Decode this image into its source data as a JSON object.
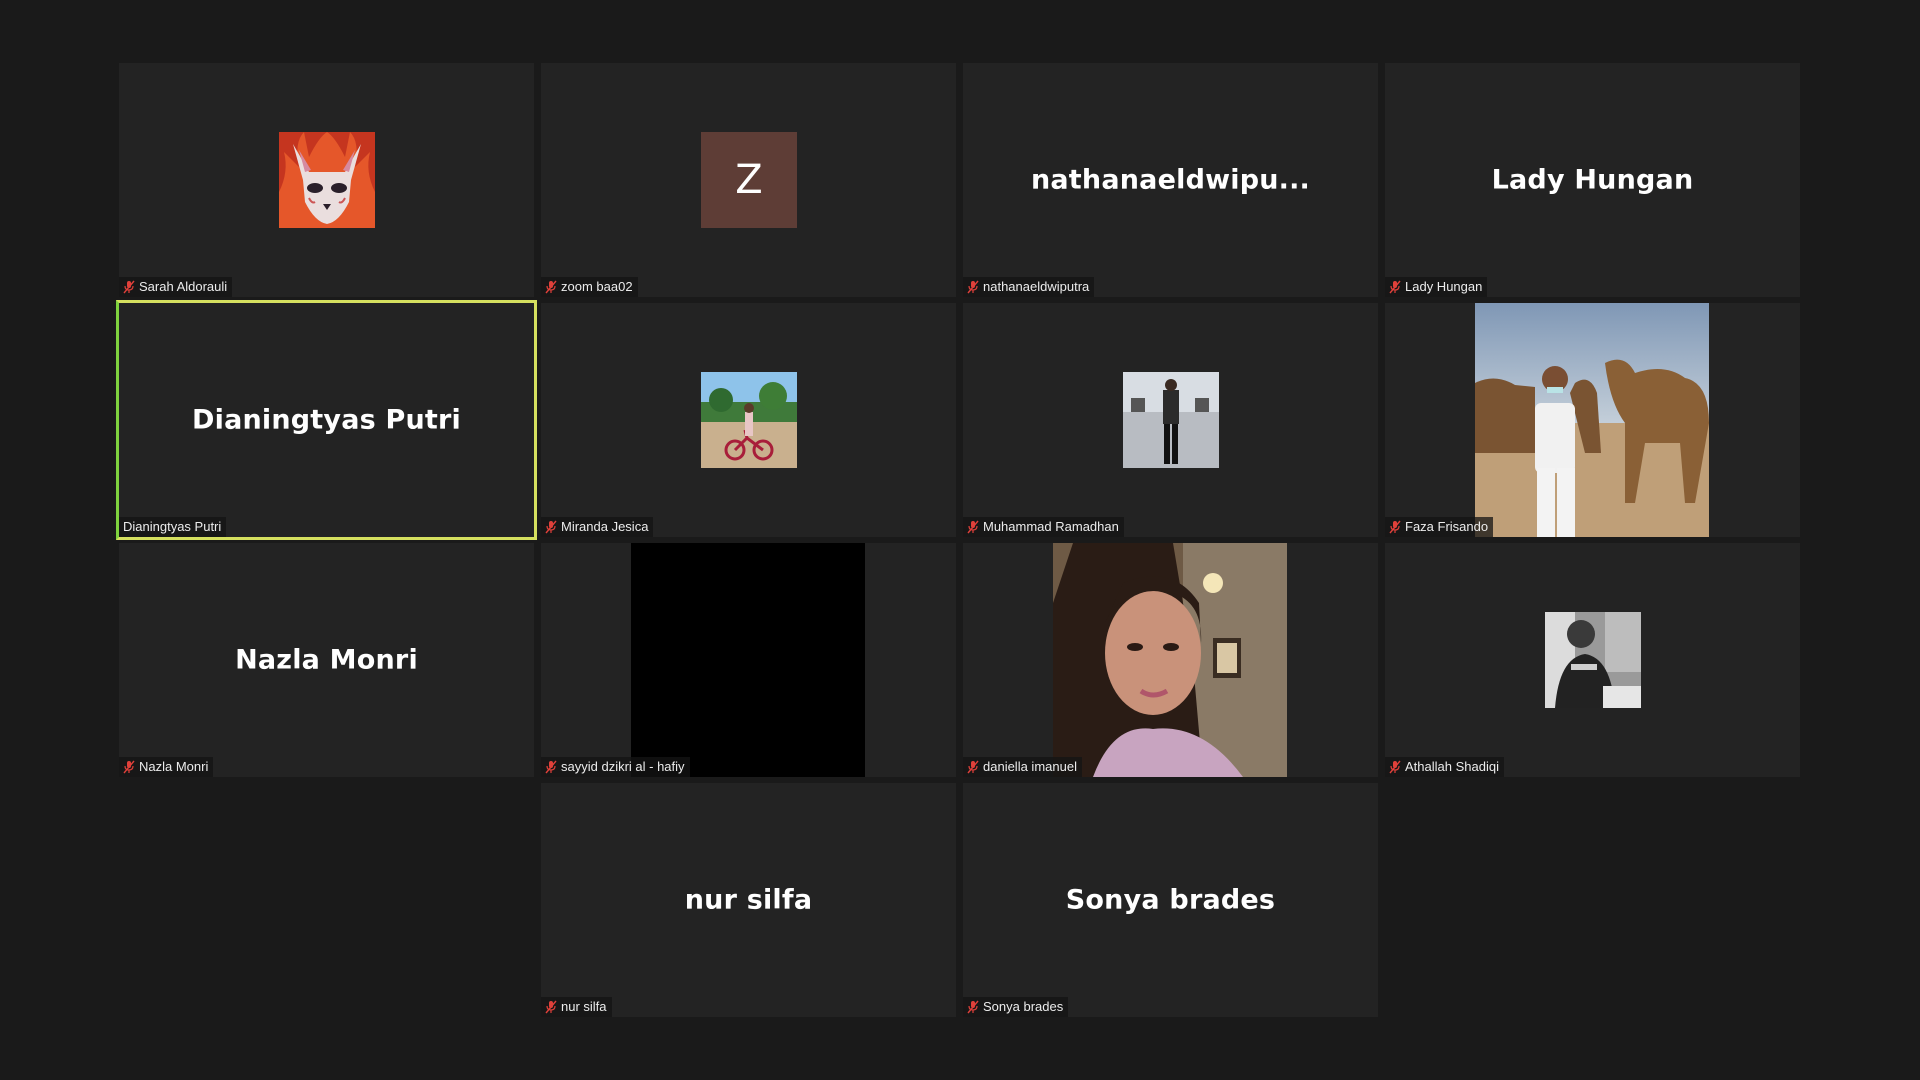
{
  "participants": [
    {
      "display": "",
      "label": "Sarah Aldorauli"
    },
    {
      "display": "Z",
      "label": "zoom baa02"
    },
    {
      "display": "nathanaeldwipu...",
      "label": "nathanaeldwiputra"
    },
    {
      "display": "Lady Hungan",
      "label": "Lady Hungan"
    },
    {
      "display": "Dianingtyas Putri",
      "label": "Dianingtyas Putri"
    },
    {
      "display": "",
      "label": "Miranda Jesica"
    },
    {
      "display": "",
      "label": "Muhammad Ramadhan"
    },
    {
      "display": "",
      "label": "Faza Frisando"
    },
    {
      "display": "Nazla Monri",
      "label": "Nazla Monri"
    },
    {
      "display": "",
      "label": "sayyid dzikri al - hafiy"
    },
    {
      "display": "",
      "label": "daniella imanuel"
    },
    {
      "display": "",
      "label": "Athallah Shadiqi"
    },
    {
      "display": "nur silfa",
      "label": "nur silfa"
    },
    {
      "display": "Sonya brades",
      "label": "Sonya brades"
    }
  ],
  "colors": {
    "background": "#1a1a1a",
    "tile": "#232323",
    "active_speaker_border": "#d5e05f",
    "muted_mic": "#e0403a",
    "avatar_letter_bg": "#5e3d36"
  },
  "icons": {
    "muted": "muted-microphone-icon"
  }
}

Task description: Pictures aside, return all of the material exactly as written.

Response area:
Decode this image into its source data as a JSON object.
{
  "participants": [
    {
      "display": "",
      "label": "Sarah Aldorauli"
    },
    {
      "display": "Z",
      "label": "zoom baa02"
    },
    {
      "display": "nathanaeldwipu...",
      "label": "nathanaeldwiputra"
    },
    {
      "display": "Lady Hungan",
      "label": "Lady Hungan"
    },
    {
      "display": "Dianingtyas Putri",
      "label": "Dianingtyas Putri"
    },
    {
      "display": "",
      "label": "Miranda Jesica"
    },
    {
      "display": "",
      "label": "Muhammad Ramadhan"
    },
    {
      "display": "",
      "label": "Faza Frisando"
    },
    {
      "display": "Nazla Monri",
      "label": "Nazla Monri"
    },
    {
      "display": "",
      "label": "sayyid dzikri al - hafiy"
    },
    {
      "display": "",
      "label": "daniella imanuel"
    },
    {
      "display": "",
      "label": "Athallah Shadiqi"
    },
    {
      "display": "nur silfa",
      "label": "nur silfa"
    },
    {
      "display": "Sonya brades",
      "label": "Sonya brades"
    }
  ],
  "colors": {
    "background": "#1a1a1a",
    "tile": "#232323",
    "active_speaker_border": "#d5e05f",
    "muted_mic": "#e0403a",
    "avatar_letter_bg": "#5e3d36"
  },
  "icons": {
    "muted": "muted-microphone-icon"
  }
}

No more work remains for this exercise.